Holiday heart syndrome is the dysfunction of the conductive system of the heart, along with irregular heartbeat due to alcohol. This arises in people with no previous history of heart disease. On one hand, the condition is reversible and can be well treated as long as a person abstains from drinking alcohol, on the other hand, it can be threatening to people with known heart problems. Additionally, holiday heart syndrome is commonly seen in individuals who have a history of excessive alcohol consumption all-year round, which raises harmful risks even more so.
It’s unclear what the prevalence of holiday heart syndrome is as it resolves itself once alcohol consumption is reduced or stopped. Some studies suggest that 35 percent of patients with atrial fibrillation are linked with holiday heart syndrome.
It is also unclear as to why alcohol causes the heart to beat irregularly, but some believe it has something to do with how alcohol affects electrolyte levels, increases the stimulatory activity of the nervous supply to the heart, increases fat in the bloodstream, alters the blood pH or directly irritates the heart muscle.
Tips to keep your heart health during Christmas
Whether you have a history of heart problems or not, it’s important to keep your heart in mind during Christmas and practice safety measures to keep it healthy right into the New Year. Here are some tips that can help protect your heart this holiday season.

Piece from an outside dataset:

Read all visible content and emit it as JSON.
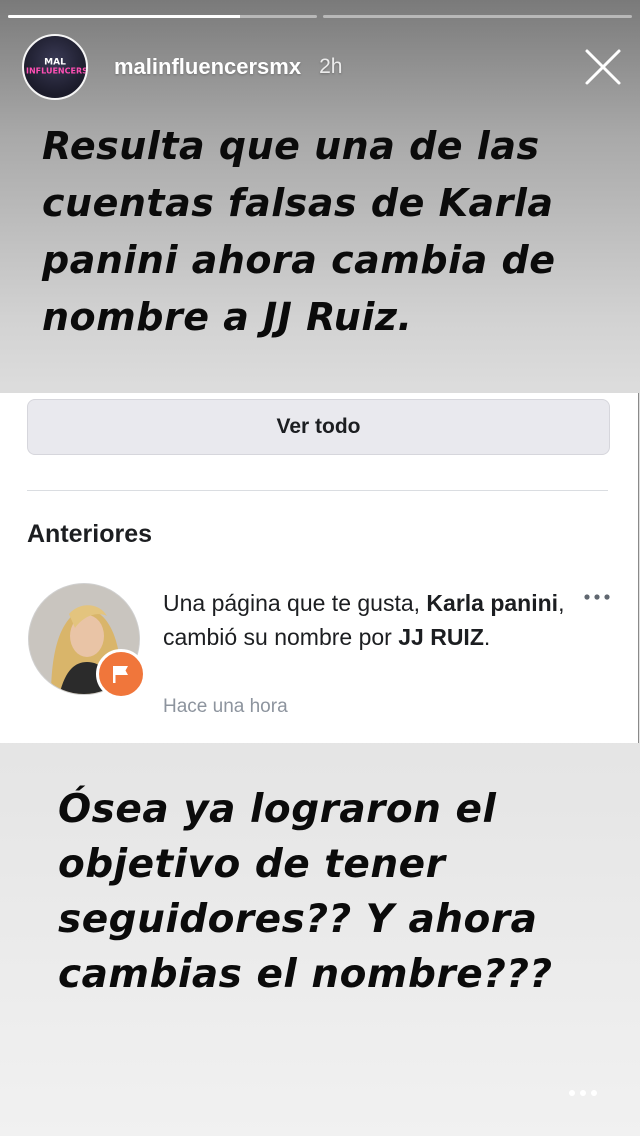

- Help those less fortunate than you; being generous has been found to improve the heart.
- Take the time to exercise, but don’t over-exert yourself. Exercise can improve mood and be a form of relaxation.
- Manage and reduce stress and schedule time to relax.
- Get the flu shot to protect yourself from illness.
- Set goals for yourself come the New Year to get healthy.
- Try to maintain healthy eating habits – stock up on fruits and vegetables and don’t over-do the desserts.
- Get proper sleep and try and maintain a sleep schedule.
- Make plans and goals prior to shopping so holiday shopping doesn’t become overwhelming and add stress –shop online to avoid lineups.
- Alternate alcoholic beverages with water and always stay hydrated throughout the holidays, even if you’re not consuming alcohol.
- Stay social – being isolated or feeling alone can hurt your heart.
- Keep realistic expectations; high ones can not only set you up to fail, but can add stress.
- Keep up with your medication routine and go see your doctor regularly – skipping out on treatment and preventative care can have harmful effects.
By following these tips you can have greater success in keeping your heart and your body healthy during the holidays, while still enjoying yourself and your loved ones.